Requirement.
Scan the material for the word "performance", then return every line where it appears.

(Exercise data)

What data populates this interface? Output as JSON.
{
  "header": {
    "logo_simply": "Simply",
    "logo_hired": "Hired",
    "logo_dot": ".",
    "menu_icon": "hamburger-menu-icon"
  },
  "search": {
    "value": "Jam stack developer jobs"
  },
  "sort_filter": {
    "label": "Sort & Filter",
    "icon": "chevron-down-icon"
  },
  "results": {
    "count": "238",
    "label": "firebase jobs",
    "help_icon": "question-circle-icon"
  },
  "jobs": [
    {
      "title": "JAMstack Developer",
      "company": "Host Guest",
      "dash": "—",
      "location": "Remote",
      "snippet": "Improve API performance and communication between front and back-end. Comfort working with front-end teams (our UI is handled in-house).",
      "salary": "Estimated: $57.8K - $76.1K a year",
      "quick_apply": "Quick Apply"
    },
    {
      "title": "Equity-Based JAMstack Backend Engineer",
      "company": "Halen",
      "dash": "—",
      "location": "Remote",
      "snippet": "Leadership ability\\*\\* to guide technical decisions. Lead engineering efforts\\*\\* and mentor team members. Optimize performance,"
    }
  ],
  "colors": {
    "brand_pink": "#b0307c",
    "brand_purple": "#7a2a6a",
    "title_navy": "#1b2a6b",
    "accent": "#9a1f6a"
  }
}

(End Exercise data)

Reply to the exercise.
      "snippet": "Improve API performance and communication between front and back-end. Comfort working with front-end teams (our UI is handled in-house).",
      "snippet": "Leadership ability\\*\\* to guide technical decisions. Lead engineering efforts\\*\\* and mentor team members. Optimize performance,"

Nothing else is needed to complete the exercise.